"Understood. Any ideas before I get started?" the chief physician asked the group. Shrugs and shaken heads were the only responses he received. "Very well," he said.
Dr. Carr turned and stepped into the adjoining room, a medical lab, small, yet laden with state of the art diagnostic equipment and research facilities. He examined the minerals visually first, looking closely at every square millimeter of each with a magnifier. Nothing appeared out of the ordinary. He chipped several tiny fragments from each pebble sized sample, then set the minerals aside. He then began looking over each plant. The plants were either sumac, fern or ivy. All were lush green. None had flowers or seed pods. They were cool to the touch. They exhibited nothing unusual. As carefully as he could, he took cell scrapings from the leaves and stalks of each plant. Then, he prepared a number of sterile vials and placed into each a minute portion of the blood, skin-cell, mineral, plant-leaf and plant-stem samples. He placed the vials into receptacles inside the particle analyzer, and then turned it on. "Well now, let's see what secrets you can reveal to us," he mused aloud.
Dr. Carr was about to go to his desk and await the results of the analysis when he noticed that the pain had begun to reassert itself. He looked again at the mineral samples. There was nothing different about them. When he touched the plants, he noticed that one of them was warmer to the touch than it had been earlier. I wonder, he thought. He spoke into his mincom, "Carr to Minara."
"Minara here," a feminine voice with a barely noticeable accent responded. "What can I do for you, Doctor?"
"Can you come to the med lab please? I need to take advantage of your special expertise."
"I'll be right there."
Petite, telepathic Doctor of Science Valea Minara, originally from the planet Danar, walked into the med lab a few minutes later. Good evening, Ben. What exactly do you need?
"Hello, Valea. I need to get your... sense... of something. I have a hunch...I just need your confirmation."
Valea walked around the lab briefly, stopping near the plant samples. "I see what you mean, Ben. Your intuition is correct."
"Thank you, Valea. I owe you one."
Valea Minara left the lab just as the particle analyzer's chime sounded. Dr. Carr looked over the data in its readout. That explains a lot, he thought to himself. The P.A. always comes through.
Returning to the infirmary, Dr. Carr once again addressed the group. The pain, he said, is caused by a simple molecule that enters the bloodstream through the skin and clamps itself onto a pain generating nerve. Its size makes it extremely difficult to detect and nearly impossible to combat. It's harder to cure than a virus. These molecules are a defense mechanism of one or more of the plant species. When pestered by an animal...or, in our case, a human, the plant emits the molecules which attack the pest. And it appears," he told Stakely, "that you are still being attacked. To be on the safe side, we are returning all plants and minerals to the surface. The Minerals are probably benign, but we're not taking any chances. Carl, I'll be taking your notes.

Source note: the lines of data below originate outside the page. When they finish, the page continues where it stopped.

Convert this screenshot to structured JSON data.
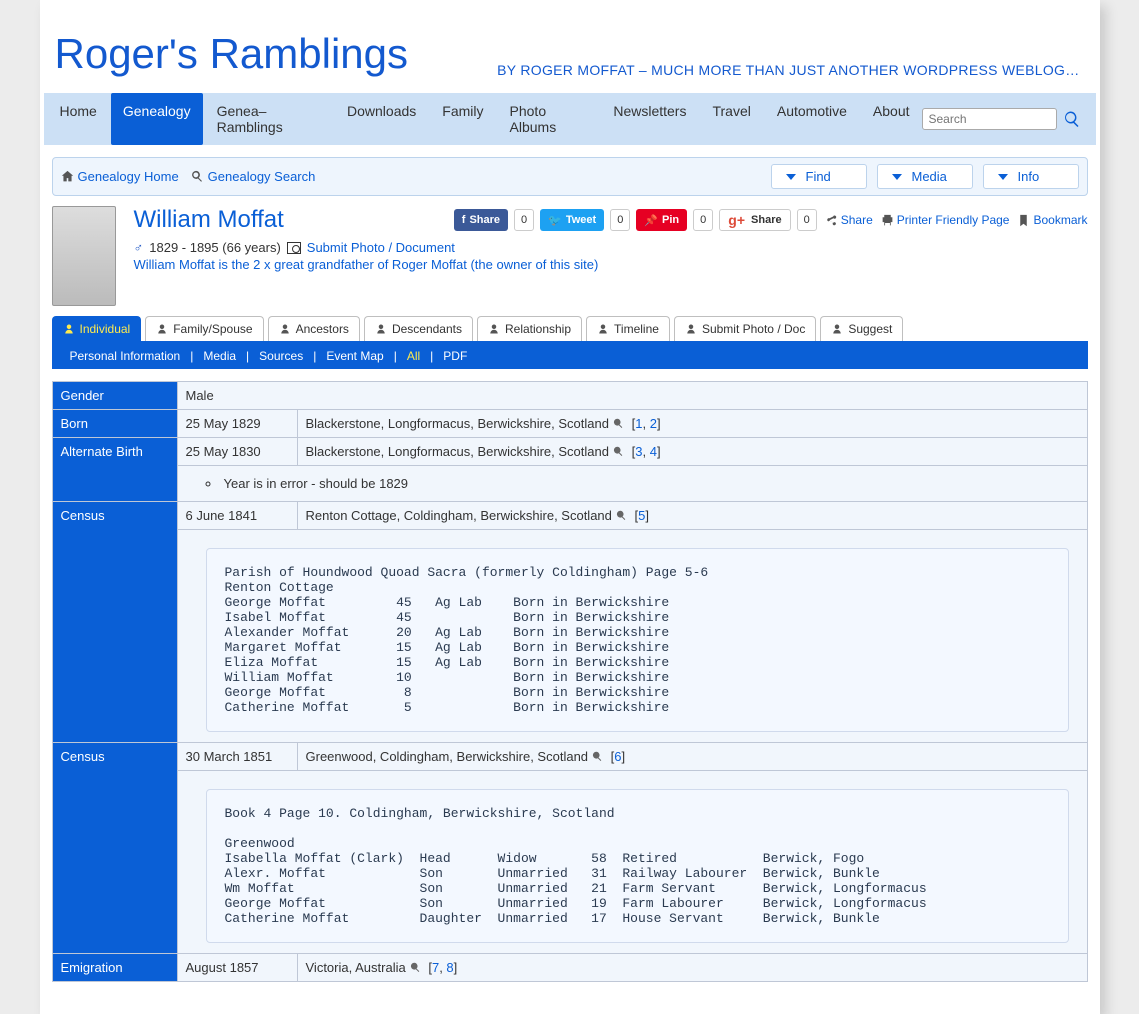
{
  "site": {
    "title": "Roger's Ramblings",
    "tagline": "BY ROGER MOFFAT – MUCH MORE THAN JUST ANOTHER WORDPRESS WEBLOG…"
  },
  "nav": [
    {
      "label": "Home"
    },
    {
      "label": "Genealogy",
      "on": true
    },
    {
      "label": "Genea–Ramblings"
    },
    {
      "label": "Downloads"
    },
    {
      "label": "Family"
    },
    {
      "label": "Photo Albums"
    },
    {
      "label": "Newsletters"
    },
    {
      "label": "Travel"
    },
    {
      "label": "Automotive"
    },
    {
      "label": "About"
    }
  ],
  "search": {
    "placeholder": "Search"
  },
  "crumbs": {
    "home": "Genealogy Home",
    "search": "Genealogy Search",
    "drop1": "Find",
    "drop2": "Media",
    "drop3": "Info"
  },
  "social": {
    "fb": "Share",
    "fb_count": "0",
    "tw": "Tweet",
    "tw_count": "0",
    "pin": "Pin",
    "pin_count": "0",
    "gp": "Share",
    "gp_count": "0",
    "share": "Share",
    "print": "Printer Friendly Page",
    "bookmark": "Bookmark"
  },
  "person": {
    "name": "William Moffat",
    "dates": "1829 - 1895  (66 years)",
    "submit": "Submit Photo / Document",
    "relnote": "William Moffat is the 2 x great grandfather of Roger Moffat (the owner of this site)"
  },
  "tabs": [
    "Individual",
    "Family/Spouse",
    "Ancestors",
    "Descendants",
    "Relationship",
    "Timeline",
    "Submit Photo / Doc",
    "Suggest"
  ],
  "subtabs": {
    "a": "Personal Information",
    "b": "Media",
    "c": "Sources",
    "d": "Event Map",
    "e": "All",
    "f": "PDF"
  },
  "refs": {
    "open": "[",
    "close": "]",
    "comma": ", "
  },
  "facts": {
    "gender": {
      "label": "Gender",
      "value": "Male"
    },
    "born": {
      "label": "Born",
      "date": "25 May 1829",
      "place": "Blackerstone, Longformacus, Berwickshire, Scotland",
      "r1": "1",
      "r2": "2"
    },
    "altbirth": {
      "label": "Alternate Birth",
      "date": "25 May 1830",
      "place": "Blackerstone, Longformacus, Berwickshire, Scotland",
      "r1": "3",
      "r2": "4",
      "note": "Year is in error - should be 1829"
    },
    "census1": {
      "label": "Census",
      "date": "6 June 1841",
      "place": "Renton Cottage, Coldingham, Berwickshire, Scotland",
      "r1": "5",
      "text": "Parish of Houndwood Quoad Sacra (formerly Coldingham) Page 5-6\nRenton Cottage\nGeorge Moffat         45   Ag Lab    Born in Berwickshire\nIsabel Moffat         45             Born in Berwickshire\nAlexander Moffat      20   Ag Lab    Born in Berwickshire\nMargaret Moffat       15   Ag Lab    Born in Berwickshire\nEliza Moffat          15   Ag Lab    Born in Berwickshire\nWilliam Moffat        10             Born in Berwickshire\nGeorge Moffat          8             Born in Berwickshire\nCatherine Moffat       5             Born in Berwickshire"
    },
    "census2": {
      "label": "Census",
      "date": "30 March 1851",
      "place": "Greenwood, Coldingham, Berwickshire, Scotland",
      "r1": "6",
      "text": "Book 4 Page 10. Coldingham, Berwickshire, Scotland\n\nGreenwood\nIsabella Moffat (Clark)  Head      Widow       58  Retired           Berwick, Fogo\nAlexr. Moffat            Son       Unmarried   31  Railway Labourer  Berwick, Bunkle\nWm Moffat                Son       Unmarried   21  Farm Servant      Berwick, Longformacus\nGeorge Moffat            Son       Unmarried   19  Farm Labourer     Berwick, Longformacus\nCatherine Moffat         Daughter  Unmarried   17  House Servant     Berwick, Bunkle"
    },
    "emigration": {
      "label": "Emigration",
      "date": "August 1857",
      "place": "Victoria, Australia",
      "r1": "7",
      "r2": "8"
    }
  }
}
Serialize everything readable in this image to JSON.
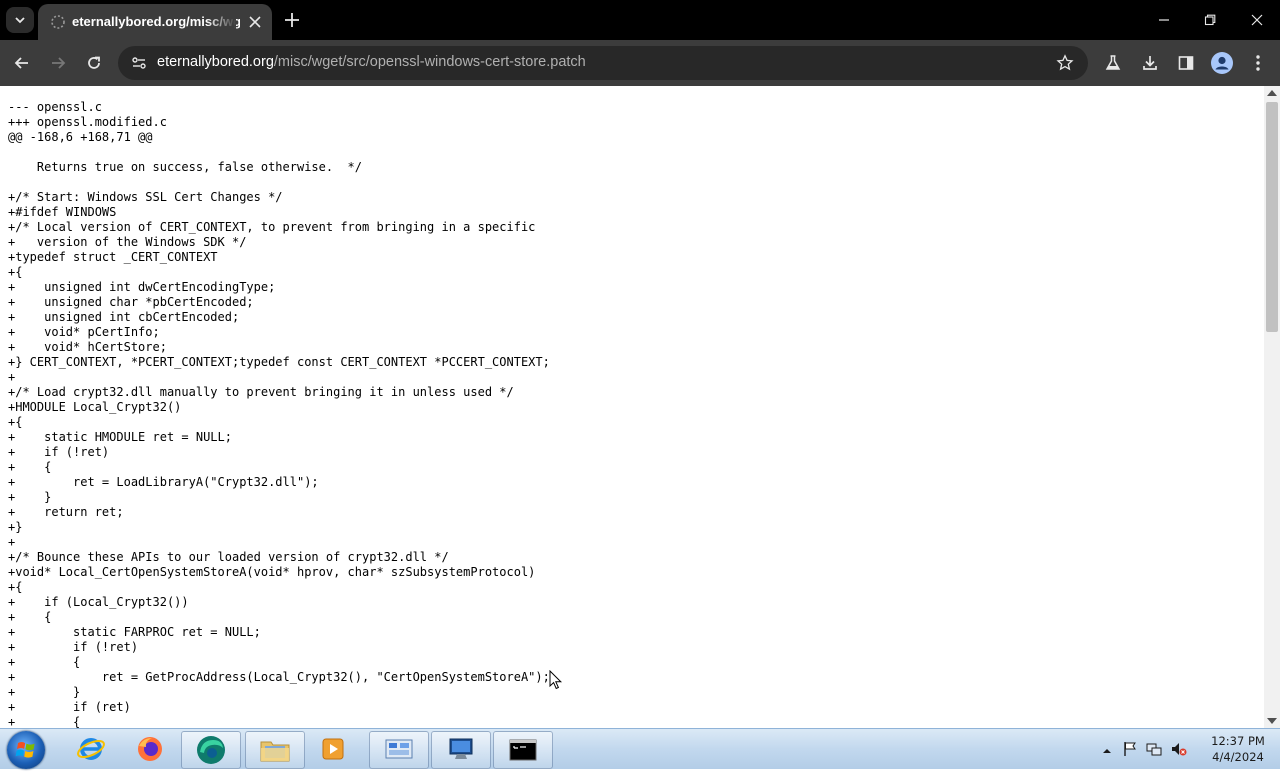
{
  "browser": {
    "tab": {
      "title": "eternallybored.org/misc/wget/src/openssl-windows-cert-store.patch"
    },
    "url": {
      "domain": "eternallybored.org",
      "path": "/misc/wget/src/openssl-windows-cert-store.patch"
    },
    "accent": "#3c3c3c"
  },
  "page": {
    "text": "--- openssl.c\n+++ openssl.modified.c\n@@ -168,6 +168,71 @@\n\n    Returns true on success, false otherwise.  */\n\n+/* Start: Windows SSL Cert Changes */\n+#ifdef WINDOWS\n+/* Local version of CERT_CONTEXT, to prevent from bringing in a specific\n+   version of the Windows SDK */\n+typedef struct _CERT_CONTEXT\n+{\n+    unsigned int dwCertEncodingType;\n+    unsigned char *pbCertEncoded;\n+    unsigned int cbCertEncoded;\n+    void* pCertInfo;\n+    void* hCertStore;\n+} CERT_CONTEXT, *PCERT_CONTEXT;typedef const CERT_CONTEXT *PCCERT_CONTEXT;\n+\n+/* Load crypt32.dll manually to prevent bringing it in unless used */\n+HMODULE Local_Crypt32()\n+{\n+    static HMODULE ret = NULL;\n+    if (!ret)\n+    {\n+        ret = LoadLibraryA(\"Crypt32.dll\");\n+    }\n+    return ret;\n+}\n+\n+/* Bounce these APIs to our loaded version of crypt32.dll */\n+void* Local_CertOpenSystemStoreA(void* hprov, char* szSubsystemProtocol)\n+{\n+    if (Local_Crypt32())\n+    {\n+        static FARPROC ret = NULL;\n+        if (!ret)\n+        {\n+            ret = GetProcAddress(Local_Crypt32(), \"CertOpenSystemStoreA\");\n+        }\n+        if (ret)\n+        {"
  },
  "taskbar": {
    "apps": [
      "internet-explorer",
      "firefox",
      "edge",
      "file-explorer",
      "media-player",
      "control-panel",
      "remote-desktop",
      "command-prompt"
    ],
    "clock": {
      "time": "12:37 PM",
      "date": "4/4/2024"
    }
  }
}
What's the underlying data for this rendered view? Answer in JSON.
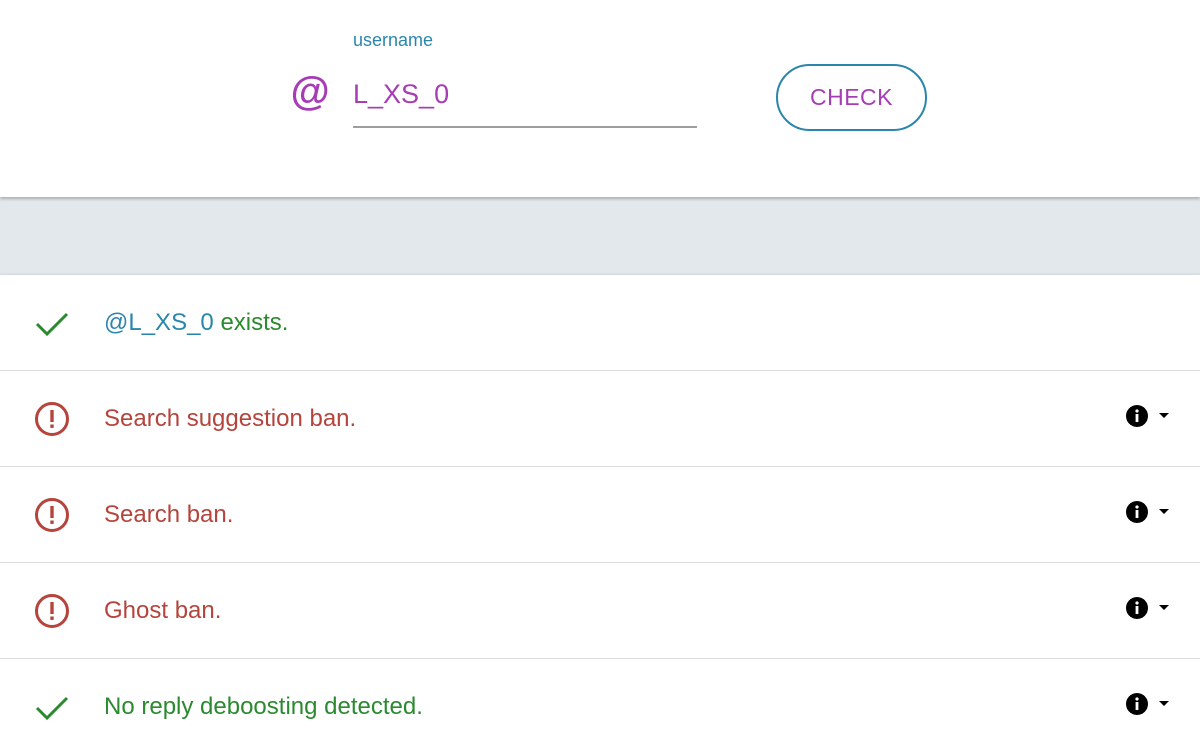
{
  "search": {
    "at_symbol": "@",
    "label": "username",
    "value": "L_XS_0",
    "button_label": "CHECK"
  },
  "results": [
    {
      "status": "ok",
      "handle": "@L_XS_0",
      "text": " exists.",
      "has_info": false
    },
    {
      "status": "error",
      "text": "Search suggestion ban.",
      "has_info": true
    },
    {
      "status": "error",
      "text": "Search ban.",
      "has_info": true
    },
    {
      "status": "error",
      "text": "Ghost ban.",
      "has_info": true
    },
    {
      "status": "ok",
      "text": "No reply deboosting detected.",
      "has_info": true
    }
  ],
  "colors": {
    "accent_purple": "#a63db5",
    "accent_blue": "#2a86ad",
    "ok_green": "#2b8a2f",
    "error_red": "#b5443c",
    "band_grey": "#e3e8ec"
  },
  "icons": {
    "ok": "check-icon",
    "error": "alert-circle-icon",
    "info": "info-icon",
    "dropdown": "caret-down-icon"
  }
}
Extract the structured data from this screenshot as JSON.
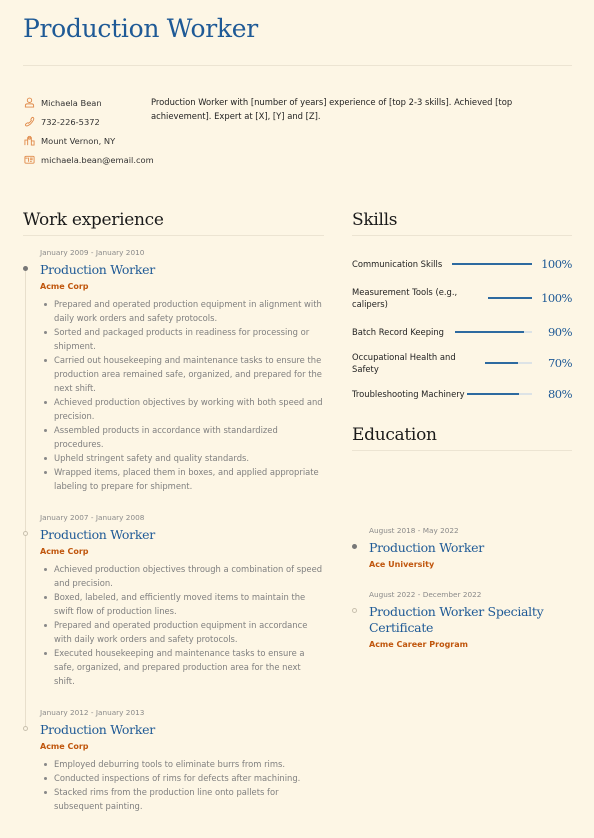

You're in no condition to go anywhere."
Dr. Carr and Andros Petrov returned to the planet's surface. Petrov returned each mineral to the exact spot where he had found it. Dr. Carr, using Stakely's notes, replanted every floral specimen in its original location. The two then returned to the ship.
Mission Commander Crane, Dr. Carr and the other away team members met for a debriefing an hour later. All symptoms of pain had vanished. Dr. Carr informed the mission commander and the others as to what had occurred. Then he added, "Theo, I believe, and Dr. Minara agrees with me, that the plant that fires the molecules also communicates with them remotely. Once the plants were returned to their habitat, the molecules released their grip...but not until then."
Theo Crane cocked an eyebrow, "Telepathic plants? Hardly seems possible, and doesn't seem at all believable. Nevertheless, Doctor, your findings do give credence to the idea. I daresay it's an interesting concept and it certainly warrants additional study. Let's look into it further... carefully!"